### REQUIREMENT
Starting at the first line and ending at the last, output the data exactly.

● ● ● ● ●

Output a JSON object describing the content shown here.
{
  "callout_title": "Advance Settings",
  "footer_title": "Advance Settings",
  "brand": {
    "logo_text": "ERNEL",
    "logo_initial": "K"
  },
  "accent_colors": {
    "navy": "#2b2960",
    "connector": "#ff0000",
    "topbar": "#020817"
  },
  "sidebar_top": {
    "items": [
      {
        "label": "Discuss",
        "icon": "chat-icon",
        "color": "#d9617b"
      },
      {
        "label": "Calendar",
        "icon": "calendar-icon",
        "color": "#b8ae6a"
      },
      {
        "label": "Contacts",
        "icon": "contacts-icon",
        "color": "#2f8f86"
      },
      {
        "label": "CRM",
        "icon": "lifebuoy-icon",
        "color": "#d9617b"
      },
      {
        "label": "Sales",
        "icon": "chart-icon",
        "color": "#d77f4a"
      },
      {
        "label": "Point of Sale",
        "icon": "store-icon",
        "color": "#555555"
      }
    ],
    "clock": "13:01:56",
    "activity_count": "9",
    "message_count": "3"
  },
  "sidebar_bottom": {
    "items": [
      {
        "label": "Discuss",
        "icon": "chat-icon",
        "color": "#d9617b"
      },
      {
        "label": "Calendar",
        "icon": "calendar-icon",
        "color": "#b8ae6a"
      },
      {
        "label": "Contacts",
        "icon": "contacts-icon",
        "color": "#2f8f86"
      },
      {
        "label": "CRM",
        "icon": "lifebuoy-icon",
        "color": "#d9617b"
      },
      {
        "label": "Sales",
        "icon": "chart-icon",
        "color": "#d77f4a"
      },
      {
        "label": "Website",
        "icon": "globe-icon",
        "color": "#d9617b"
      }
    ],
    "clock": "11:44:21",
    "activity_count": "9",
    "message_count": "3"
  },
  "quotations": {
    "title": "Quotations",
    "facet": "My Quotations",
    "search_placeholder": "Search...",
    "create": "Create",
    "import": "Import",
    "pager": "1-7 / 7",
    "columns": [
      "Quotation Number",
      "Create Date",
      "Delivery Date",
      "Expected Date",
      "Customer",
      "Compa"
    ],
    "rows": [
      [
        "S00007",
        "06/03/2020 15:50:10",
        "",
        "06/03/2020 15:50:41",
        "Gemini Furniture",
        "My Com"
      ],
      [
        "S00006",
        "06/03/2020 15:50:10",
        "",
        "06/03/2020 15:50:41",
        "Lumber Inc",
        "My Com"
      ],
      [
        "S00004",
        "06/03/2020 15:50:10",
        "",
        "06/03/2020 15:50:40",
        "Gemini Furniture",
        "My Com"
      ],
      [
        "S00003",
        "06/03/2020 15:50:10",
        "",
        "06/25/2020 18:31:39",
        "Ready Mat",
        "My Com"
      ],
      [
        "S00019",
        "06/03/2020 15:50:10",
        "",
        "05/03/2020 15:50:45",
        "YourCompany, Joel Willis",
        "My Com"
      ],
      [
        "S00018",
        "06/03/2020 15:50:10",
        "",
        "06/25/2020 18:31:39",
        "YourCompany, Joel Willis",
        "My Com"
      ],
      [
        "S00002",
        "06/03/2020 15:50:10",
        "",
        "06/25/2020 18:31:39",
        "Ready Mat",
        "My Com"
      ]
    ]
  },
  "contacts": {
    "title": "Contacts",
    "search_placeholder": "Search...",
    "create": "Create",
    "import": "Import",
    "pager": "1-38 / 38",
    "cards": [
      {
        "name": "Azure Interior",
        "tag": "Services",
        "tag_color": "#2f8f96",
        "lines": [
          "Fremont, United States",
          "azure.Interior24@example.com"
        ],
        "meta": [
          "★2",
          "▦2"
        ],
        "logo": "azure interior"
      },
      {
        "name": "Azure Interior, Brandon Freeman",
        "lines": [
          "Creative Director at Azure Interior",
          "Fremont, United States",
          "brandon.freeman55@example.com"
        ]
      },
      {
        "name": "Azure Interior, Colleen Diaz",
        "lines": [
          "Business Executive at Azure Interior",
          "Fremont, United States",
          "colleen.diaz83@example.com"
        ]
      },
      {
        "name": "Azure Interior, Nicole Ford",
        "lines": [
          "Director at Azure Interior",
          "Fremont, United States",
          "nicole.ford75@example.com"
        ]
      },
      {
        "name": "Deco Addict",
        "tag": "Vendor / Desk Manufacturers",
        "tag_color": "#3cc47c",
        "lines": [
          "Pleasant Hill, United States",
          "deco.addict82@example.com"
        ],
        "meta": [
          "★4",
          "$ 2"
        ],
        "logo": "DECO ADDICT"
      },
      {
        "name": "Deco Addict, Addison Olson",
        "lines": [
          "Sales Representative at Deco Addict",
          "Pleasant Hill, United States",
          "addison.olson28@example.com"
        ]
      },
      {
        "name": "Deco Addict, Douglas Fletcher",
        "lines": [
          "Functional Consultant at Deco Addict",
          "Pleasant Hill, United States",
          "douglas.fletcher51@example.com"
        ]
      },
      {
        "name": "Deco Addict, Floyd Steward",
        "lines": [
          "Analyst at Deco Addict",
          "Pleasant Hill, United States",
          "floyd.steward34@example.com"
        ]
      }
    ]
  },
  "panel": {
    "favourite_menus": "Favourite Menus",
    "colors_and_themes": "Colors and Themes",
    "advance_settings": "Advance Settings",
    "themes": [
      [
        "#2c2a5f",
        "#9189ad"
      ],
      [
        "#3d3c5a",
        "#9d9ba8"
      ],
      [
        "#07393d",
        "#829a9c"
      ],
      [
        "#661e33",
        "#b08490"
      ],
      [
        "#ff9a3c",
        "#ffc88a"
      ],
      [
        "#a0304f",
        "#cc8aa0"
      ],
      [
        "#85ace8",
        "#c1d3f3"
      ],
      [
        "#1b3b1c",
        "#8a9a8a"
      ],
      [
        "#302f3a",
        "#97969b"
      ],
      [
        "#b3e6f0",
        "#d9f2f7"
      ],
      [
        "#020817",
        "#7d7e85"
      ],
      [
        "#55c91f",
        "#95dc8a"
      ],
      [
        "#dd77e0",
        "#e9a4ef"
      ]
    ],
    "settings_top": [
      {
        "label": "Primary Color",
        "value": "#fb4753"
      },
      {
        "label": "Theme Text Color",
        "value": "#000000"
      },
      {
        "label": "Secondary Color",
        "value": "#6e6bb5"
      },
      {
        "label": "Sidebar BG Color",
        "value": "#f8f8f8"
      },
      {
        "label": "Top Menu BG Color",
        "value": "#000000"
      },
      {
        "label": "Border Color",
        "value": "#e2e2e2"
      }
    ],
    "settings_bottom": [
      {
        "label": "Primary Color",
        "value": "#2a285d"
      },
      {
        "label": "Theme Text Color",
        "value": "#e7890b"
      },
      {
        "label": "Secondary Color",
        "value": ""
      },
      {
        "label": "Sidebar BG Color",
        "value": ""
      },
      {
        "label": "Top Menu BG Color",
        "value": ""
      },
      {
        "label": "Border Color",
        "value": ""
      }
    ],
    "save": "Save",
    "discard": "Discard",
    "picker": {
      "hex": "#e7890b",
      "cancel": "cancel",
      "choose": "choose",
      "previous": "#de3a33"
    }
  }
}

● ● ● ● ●

### RESULT FOR THIS EXERCISE
Output a JSON object describing the content shown here.
{
  "callout_title": "Advance Settings",
  "footer_title": "Advance Settings",
  "brand": {
    "logo_text": "ERNEL",
    "logo_initial": "K"
  },
  "accent_colors": {
    "navy": "#2b2960",
    "connector": "#ff0000",
    "topbar": "#020817"
  },
  "sidebar_top": {
    "items": [
      {
        "label": "Discuss",
        "icon": "chat-icon",
        "color": "#d9617b"
      },
      {
        "label": "Calendar",
        "icon": "calendar-icon",
        "color": "#b8ae6a"
      },
      {
        "label": "Contacts",
        "icon": "contacts-icon",
        "color": "#2f8f86"
      },
      {
        "label": "CRM",
        "icon": "lifebuoy-icon",
        "color": "#d9617b"
      },
      {
        "label": "Sales",
        "icon": "chart-icon",
        "color": "#d77f4a"
      },
      {
        "label": "Point of Sale",
        "icon": "store-icon",
        "color": "#555555"
      }
    ],
    "clock": "13:01:56",
    "activity_count": "9",
    "message_count": "3"
  },
  "sidebar_bottom": {
    "items": [
      {
        "label": "Discuss",
        "icon": "chat-icon",
        "color": "#d9617b"
      },
      {
        "label": "Calendar",
        "icon": "calendar-icon",
        "color": "#b8ae6a"
      },
      {
        "label": "Contacts",
        "icon": "contacts-icon",
        "color": "#2f8f86"
      },
      {
        "label": "CRM",
        "icon": "lifebuoy-icon",
        "color": "#d9617b"
      },
      {
        "label": "Sales",
        "icon": "chart-icon",
        "color": "#d77f4a"
      },
      {
        "label": "Website",
        "icon": "globe-icon",
        "color": "#d9617b"
      }
    ],
    "clock": "11:44:21",
    "activity_count": "9",
    "message_count": "3"
  },
  "quotations": {
    "title": "Quotations",
    "facet": "My Quotations",
    "search_placeholder": "Search...",
    "create": "Create",
    "import": "Import",
    "pager": "1-7 / 7",
    "columns": [
      "Quotation Number",
      "Create Date",
      "Delivery Date",
      "Expected Date",
      "Customer",
      "Compa"
    ],
    "rows": [
      [
        "S00007",
        "06/03/2020 15:50:10",
        "",
        "06/03/2020 15:50:41",
        "Gemini Furniture",
        "My Com"
      ],
      [
        "S00006",
        "06/03/2020 15:50:10",
        "",
        "06/03/2020 15:50:41",
        "Lumber Inc",
        "My Com"
      ],
      [
        "S00004",
        "06/03/2020 15:50:10",
        "",
        "06/03/2020 15:50:40",
        "Gemini Furniture",
        "My Com"
      ],
      [
        "S00003",
        "06/03/2020 15:50:10",
        "",
        "06/25/2020 18:31:39",
        "Ready Mat",
        "My Com"
      ],
      [
        "S00019",
        "06/03/2020 15:50:10",
        "",
        "05/03/2020 15:50:45",
        "YourCompany, Joel Willis",
        "My Com"
      ],
      [
        "S00018",
        "06/03/2020 15:50:10",
        "",
        "06/25/2020 18:31:39",
        "YourCompany, Joel Willis",
        "My Com"
      ],
      [
        "S00002",
        "06/03/2020 15:50:10",
        "",
        "06/25/2020 18:31:39",
        "Ready Mat",
        "My Com"
      ]
    ]
  },
  "contacts": {
    "title": "Contacts",
    "search_placeholder": "Search...",
    "create": "Create",
    "import": "Import",
    "pager": "1-38 / 38",
    "cards": [
      {
        "name": "Azure Interior",
        "tag": "Services",
        "tag_color": "#2f8f96",
        "lines": [
          "Fremont, United States",
          "azure.Interior24@example.com"
        ],
        "meta": [
          "★2",
          "▦2"
        ],
        "logo": "azure interior"
      },
      {
        "name": "Azure Interior, Brandon Freeman",
        "lines": [
          "Creative Director at Azure Interior",
          "Fremont, United States",
          "brandon.freeman55@example.com"
        ]
      },
      {
        "name": "Azure Interior, Colleen Diaz",
        "lines": [
          "Business Executive at Azure Interior",
          "Fremont, United States",
          "colleen.diaz83@example.com"
        ]
      },
      {
        "name": "Azure Interior, Nicole Ford",
        "lines": [
          "Director at Azure Interior",
          "Fremont, United States",
          "nicole.ford75@example.com"
        ]
      },
      {
        "name": "Deco Addict",
        "tag": "Vendor / Desk Manufacturers",
        "tag_color": "#3cc47c",
        "lines": [
          "Pleasant Hill, United States",
          "deco.addict82@example.com"
        ],
        "meta": [
          "★4",
          "$ 2"
        ],
        "logo": "DECO ADDICT"
      },
      {
        "name": "Deco Addict, Addison Olson",
        "lines": [
          "Sales Representative at Deco Addict",
          "Pleasant Hill, United States",
          "addison.olson28@example.com"
        ]
      },
      {
        "name": "Deco Addict, Douglas Fletcher",
        "lines": [
          "Functional Consultant at Deco Addict",
          "Pleasant Hill, United States",
          "douglas.fletcher51@example.com"
        ]
      },
      {
        "name": "Deco Addict, Floyd Steward",
        "lines": [
          "Analyst at Deco Addict",
          "Pleasant Hill, United States",
          "floyd.steward34@example.com"
        ]
      }
    ]
  },
  "panel": {
    "favourite_menus": "Favourite Menus",
    "colors_and_themes": "Colors and Themes",
    "advance_settings": "Advance Settings",
    "themes": [
      [
        "#2c2a5f",
        "#9189ad"
      ],
      [
        "#3d3c5a",
        "#9d9ba8"
      ],
      [
        "#07393d",
        "#829a9c"
      ],
      [
        "#661e33",
        "#b08490"
      ],
      [
        "#ff9a3c",
        "#ffc88a"
      ],
      [
        "#a0304f",
        "#cc8aa0"
      ],
      [
        "#85ace8",
        "#c1d3f3"
      ],
      [
        "#1b3b1c",
        "#8a9a8a"
      ],
      [
        "#302f3a",
        "#97969b"
      ],
      [
        "#b3e6f0",
        "#d9f2f7"
      ],
      [
        "#020817",
        "#7d7e85"
      ],
      [
        "#55c91f",
        "#95dc8a"
      ],
      [
        "#dd77e0",
        "#e9a4ef"
      ]
    ],
    "settings_top": [
      {
        "label": "Primary Color",
        "value": "#fb4753"
      },
      {
        "label": "Theme Text Color",
        "value": "#000000"
      },
      {
        "label": "Secondary Color",
        "value": "#6e6bb5"
      },
      {
        "label": "Sidebar BG Color",
        "value": "#f8f8f8"
      },
      {
        "label": "Top Menu BG Color",
        "value": "#000000"
      },
      {
        "label": "Border Color",
        "value": "#e2e2e2"
      }
    ],
    "settings_bottom": [
      {
        "label": "Primary Color",
        "value": "#2a285d"
      },
      {
        "label": "Theme Text Color",
        "value": "#e7890b"
      },
      {
        "label": "Secondary Color",
        "value": ""
      },
      {
        "label": "Sidebar BG Color",
        "value": ""
      },
      {
        "label": "Top Menu BG Color",
        "value": ""
      },
      {
        "label": "Border Color",
        "value": ""
      }
    ],
    "save": "Save",
    "discard": "Discard",
    "picker": {
      "hex": "#e7890b",
      "cancel": "cancel",
      "choose": "choose",
      "previous": "#de3a33"
    }
  }
}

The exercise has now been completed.